HH visits occasionally in Bloomington, Indiana, about 60 miles from Salem, as his older brother, Professor Norbu, and his family live there. On one such visit, while Jim was an undergrad, a reception was held for HH at the Tibetan Cultural Center. The tickets were expensive, $250 for two, but I realized this was probably my only chance to be very close to HH. I remember that as we walked up the drive to the reception, I said to Jim, “We don’t have katas,” the ceremonial white scarves exchanged at formal meetings with the Dalai Lama. Jim thought we need not worry, as we would not be very close. After HH had entered the room and given a short talk, he made a progress around the room. I was standing near an older woman, leaning on a walker, who was dressed in a white suit and blouse. A very attractive lady, though frail, she stood out in the crowd; in fact, she glowed with a lovely white light. HH came around near us and, seeing her, he stepped over to greet her. The crowd was pressing closely and I moved slightly to give her some room, but I could not step back. Thus, HH leaned across me to grasp her hand. His face was six inches from mine and his arm and shoulder pressed against me. I hardly dared to breathe. He talked to her for a few moments and then he turned and saw Jim standing a few feet beyond the woman.

Jim is 6’4”–and stands out in a crowd. HH walked over to Jim and greeted him. Jim took his hand, knelt, and spoke, in Tibetan, the ritual Tibetan greeting for when one meets the Dalai Lama. HH, startled and amused, clearly not expecting such a response from an American youth, laughed and responded in kind, placing his hand on Jim’s head in blessing and then speaking briefly with him. A circle formed as this exchange took place, the tall American student and the holy man. As HH finished and walked back across my path, I held out my hand, which he shook warmly. I could see he was exhausted and I lifted a prayer for his strength.

I cannot speak for Jim, but imagine being an American student immersed in studying the language, culture, and religion of an ancient land—and having the holy leader single you out in a crowd for a greeting and blessing. To me, it was a sacred moment and I did not take a picture. I did not dare—the moment was too holy. Later, perhaps as a reward for respecting the sacred, when I had my pictures developed, I was astonished to discover a wonderful shot of HH, taken from two feet, as he reached over to greet someone near me.

On two other occasions in the 1990’s, I heard HH speak. Once when he spoke at the auditorium at IU, we stood in the long line and somehow managed seats on the third row. The other time was at the dedication of the stupa at the Tibetan Cultural Center in Bloomington when he spoke to a large gathering, seated on a platform outdoors under a large tent. That venue, quite common in India and Asian countries, felt very exotic in the US. However, security was rampant–suited guys in sunglasses talking into radios—a reminder that we were in the US and living in dangerous times.

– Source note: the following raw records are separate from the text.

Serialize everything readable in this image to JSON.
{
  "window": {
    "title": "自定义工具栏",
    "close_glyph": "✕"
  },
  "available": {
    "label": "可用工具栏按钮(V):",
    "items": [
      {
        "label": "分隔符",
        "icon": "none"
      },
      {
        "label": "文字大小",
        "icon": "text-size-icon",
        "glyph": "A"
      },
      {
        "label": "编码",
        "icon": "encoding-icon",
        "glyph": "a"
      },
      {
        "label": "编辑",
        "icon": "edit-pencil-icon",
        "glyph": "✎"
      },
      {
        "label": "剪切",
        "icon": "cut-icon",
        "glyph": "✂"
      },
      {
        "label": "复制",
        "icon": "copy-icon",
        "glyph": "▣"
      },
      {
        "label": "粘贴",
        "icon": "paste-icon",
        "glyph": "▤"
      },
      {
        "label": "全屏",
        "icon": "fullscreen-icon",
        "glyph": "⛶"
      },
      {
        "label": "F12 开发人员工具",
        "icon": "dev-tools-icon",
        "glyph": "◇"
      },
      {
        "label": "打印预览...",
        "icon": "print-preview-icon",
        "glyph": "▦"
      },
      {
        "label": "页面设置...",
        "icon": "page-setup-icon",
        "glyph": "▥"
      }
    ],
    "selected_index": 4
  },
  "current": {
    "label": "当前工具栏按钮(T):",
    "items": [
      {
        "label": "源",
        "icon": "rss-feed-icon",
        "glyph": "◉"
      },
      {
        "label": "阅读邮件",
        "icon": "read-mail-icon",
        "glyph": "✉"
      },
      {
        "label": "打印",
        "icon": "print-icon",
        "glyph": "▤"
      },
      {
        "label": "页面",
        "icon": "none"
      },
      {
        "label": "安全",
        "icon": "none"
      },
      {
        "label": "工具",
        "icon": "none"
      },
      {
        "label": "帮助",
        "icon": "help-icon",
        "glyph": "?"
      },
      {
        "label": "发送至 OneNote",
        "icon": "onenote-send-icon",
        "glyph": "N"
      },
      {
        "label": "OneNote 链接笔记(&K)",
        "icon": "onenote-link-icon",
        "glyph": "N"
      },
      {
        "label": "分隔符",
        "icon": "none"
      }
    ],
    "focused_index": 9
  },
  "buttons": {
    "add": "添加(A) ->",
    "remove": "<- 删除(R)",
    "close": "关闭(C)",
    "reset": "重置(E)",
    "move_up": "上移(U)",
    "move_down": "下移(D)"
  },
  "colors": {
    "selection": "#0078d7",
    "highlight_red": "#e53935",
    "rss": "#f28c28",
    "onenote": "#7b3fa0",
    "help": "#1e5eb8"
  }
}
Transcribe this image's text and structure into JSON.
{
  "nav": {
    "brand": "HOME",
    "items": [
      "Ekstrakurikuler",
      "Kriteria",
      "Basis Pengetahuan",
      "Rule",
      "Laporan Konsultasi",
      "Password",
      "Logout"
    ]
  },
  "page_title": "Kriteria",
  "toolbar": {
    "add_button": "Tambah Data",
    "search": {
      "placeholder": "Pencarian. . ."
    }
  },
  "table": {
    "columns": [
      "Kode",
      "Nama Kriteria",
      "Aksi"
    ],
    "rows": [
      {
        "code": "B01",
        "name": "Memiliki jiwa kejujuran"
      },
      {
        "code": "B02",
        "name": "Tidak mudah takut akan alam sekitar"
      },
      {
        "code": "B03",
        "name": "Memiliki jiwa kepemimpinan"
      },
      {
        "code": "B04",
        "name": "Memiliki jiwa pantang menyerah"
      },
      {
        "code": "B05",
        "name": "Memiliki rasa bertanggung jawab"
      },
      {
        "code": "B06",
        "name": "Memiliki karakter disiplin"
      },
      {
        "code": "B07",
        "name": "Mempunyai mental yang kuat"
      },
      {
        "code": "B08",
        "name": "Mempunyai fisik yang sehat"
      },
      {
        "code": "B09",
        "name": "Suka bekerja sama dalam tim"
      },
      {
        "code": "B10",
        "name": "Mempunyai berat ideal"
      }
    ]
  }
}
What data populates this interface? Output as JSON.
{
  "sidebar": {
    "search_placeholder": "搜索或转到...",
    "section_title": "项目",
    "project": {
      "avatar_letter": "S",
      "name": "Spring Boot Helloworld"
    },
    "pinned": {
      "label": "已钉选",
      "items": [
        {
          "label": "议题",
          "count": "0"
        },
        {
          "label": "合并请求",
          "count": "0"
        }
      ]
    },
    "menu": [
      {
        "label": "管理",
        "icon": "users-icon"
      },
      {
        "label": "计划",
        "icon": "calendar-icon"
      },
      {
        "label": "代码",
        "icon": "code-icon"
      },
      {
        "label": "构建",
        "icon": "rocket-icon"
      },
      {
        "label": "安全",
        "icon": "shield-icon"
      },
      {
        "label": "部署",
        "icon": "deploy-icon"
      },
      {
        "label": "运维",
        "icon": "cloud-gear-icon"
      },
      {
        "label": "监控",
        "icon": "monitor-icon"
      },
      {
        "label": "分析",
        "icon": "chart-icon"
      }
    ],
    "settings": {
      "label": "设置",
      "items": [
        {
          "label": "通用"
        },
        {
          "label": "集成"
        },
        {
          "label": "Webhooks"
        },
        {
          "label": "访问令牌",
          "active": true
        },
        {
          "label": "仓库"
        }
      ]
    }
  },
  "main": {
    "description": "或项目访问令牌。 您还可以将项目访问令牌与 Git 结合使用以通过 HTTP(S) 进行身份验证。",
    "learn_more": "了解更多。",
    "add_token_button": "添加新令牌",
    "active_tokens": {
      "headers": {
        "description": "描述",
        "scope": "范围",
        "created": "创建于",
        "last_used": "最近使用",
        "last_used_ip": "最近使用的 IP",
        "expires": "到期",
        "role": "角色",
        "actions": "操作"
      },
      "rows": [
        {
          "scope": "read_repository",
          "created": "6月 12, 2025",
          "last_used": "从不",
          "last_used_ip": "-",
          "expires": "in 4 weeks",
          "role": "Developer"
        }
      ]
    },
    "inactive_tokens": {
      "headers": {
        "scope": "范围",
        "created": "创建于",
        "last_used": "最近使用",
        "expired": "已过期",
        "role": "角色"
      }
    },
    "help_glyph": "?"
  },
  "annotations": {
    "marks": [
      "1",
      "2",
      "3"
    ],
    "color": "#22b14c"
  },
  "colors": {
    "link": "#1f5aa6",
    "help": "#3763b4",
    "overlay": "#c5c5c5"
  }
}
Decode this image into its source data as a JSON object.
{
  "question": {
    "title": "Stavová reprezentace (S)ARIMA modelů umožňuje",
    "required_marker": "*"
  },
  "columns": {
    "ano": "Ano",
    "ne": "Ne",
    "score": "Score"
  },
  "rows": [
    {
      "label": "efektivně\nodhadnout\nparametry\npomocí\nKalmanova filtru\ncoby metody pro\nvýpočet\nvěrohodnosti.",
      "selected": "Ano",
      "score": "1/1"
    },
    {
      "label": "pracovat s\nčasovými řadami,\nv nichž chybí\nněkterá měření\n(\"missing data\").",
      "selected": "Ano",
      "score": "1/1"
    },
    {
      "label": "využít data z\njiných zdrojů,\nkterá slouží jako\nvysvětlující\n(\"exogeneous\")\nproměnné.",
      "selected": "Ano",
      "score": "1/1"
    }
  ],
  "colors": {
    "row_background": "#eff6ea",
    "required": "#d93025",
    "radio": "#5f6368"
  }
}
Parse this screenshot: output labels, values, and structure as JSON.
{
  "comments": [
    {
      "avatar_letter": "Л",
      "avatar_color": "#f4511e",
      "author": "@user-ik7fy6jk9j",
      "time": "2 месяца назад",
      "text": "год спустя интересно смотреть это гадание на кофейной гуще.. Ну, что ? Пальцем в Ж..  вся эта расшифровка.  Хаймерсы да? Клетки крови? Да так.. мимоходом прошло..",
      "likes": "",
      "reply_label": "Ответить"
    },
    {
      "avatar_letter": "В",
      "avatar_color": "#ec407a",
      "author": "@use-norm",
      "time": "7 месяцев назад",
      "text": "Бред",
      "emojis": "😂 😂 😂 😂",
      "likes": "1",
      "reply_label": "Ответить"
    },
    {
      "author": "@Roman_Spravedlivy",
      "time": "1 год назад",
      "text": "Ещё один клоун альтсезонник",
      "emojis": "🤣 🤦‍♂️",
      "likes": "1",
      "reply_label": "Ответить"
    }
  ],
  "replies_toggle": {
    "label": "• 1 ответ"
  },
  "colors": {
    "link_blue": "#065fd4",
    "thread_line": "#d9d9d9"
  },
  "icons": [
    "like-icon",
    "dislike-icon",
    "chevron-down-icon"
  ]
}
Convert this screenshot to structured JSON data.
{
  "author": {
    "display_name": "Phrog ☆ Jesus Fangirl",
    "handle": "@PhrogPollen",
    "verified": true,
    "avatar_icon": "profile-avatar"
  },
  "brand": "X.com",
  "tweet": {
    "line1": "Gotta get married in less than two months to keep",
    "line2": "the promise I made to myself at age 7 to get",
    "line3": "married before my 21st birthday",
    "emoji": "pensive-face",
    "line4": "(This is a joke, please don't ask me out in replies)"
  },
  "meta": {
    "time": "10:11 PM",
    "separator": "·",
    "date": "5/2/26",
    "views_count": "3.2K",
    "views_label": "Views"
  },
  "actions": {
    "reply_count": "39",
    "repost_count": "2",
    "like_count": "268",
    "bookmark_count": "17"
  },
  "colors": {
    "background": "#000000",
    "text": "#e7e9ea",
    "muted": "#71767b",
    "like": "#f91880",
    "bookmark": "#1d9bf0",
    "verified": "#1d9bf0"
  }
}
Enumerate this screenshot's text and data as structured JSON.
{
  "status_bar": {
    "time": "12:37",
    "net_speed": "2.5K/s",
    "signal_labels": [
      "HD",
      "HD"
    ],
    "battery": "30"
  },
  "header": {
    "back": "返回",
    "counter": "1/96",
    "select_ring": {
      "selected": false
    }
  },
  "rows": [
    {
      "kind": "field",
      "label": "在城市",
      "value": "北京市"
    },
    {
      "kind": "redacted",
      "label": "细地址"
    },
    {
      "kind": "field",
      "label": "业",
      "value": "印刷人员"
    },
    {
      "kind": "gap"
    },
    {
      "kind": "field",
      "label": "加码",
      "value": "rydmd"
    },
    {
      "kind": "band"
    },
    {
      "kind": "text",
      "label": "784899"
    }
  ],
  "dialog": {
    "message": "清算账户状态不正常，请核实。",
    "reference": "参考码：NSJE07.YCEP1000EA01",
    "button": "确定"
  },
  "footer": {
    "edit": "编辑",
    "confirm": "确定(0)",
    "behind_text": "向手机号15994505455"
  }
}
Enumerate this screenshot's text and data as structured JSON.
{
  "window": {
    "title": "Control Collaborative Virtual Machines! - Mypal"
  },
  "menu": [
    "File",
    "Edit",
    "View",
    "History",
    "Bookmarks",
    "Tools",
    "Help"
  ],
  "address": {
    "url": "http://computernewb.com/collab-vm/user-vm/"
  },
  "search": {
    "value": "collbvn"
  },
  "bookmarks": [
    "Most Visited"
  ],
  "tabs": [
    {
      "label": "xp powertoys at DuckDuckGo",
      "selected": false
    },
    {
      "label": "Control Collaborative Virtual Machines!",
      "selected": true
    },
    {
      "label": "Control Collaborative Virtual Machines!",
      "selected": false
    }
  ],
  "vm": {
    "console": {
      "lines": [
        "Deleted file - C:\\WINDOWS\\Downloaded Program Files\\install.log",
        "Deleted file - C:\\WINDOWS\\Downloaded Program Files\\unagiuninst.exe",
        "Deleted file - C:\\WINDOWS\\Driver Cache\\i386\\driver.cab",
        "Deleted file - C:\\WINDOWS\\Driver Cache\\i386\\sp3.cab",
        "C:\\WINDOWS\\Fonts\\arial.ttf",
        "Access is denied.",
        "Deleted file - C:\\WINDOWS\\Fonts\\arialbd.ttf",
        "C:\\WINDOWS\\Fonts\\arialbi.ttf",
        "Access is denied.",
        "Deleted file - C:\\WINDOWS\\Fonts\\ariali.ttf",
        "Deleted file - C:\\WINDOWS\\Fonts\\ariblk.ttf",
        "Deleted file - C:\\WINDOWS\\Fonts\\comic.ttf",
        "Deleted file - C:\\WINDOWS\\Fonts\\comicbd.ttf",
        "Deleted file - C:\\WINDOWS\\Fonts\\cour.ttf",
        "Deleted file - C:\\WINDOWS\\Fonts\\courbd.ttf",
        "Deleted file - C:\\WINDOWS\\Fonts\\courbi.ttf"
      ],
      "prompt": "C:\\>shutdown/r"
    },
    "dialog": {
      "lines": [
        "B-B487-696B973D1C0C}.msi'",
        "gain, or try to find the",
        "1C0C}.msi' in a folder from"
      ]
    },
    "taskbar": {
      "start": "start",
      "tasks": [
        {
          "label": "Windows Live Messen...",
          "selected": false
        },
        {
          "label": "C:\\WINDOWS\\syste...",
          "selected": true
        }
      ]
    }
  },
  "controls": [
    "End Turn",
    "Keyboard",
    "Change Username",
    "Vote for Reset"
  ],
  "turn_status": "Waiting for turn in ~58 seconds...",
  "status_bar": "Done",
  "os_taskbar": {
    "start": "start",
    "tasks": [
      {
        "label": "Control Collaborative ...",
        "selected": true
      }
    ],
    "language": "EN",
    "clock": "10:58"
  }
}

Jim attended the 10 day Kalachakra ceremony at Bloomington a few years ago, as did other Salem friends; however, I did not feel that I could endure the early morning trips, the security, the porta potties, the long walks back to the car—so I did not attend.

I had longed for thirty years to meet a Tibetan lama and was rewarded with my audience with Geshe Sopa. I had never considered that I would be a person who was in the presence of His Holiness, the Dalai Lama, much less be close enough to touch him or have the privilege of shaking his hand. I keep the photo I took on my desk, a daily reminder of this good and holy man, and the honor of being once so near.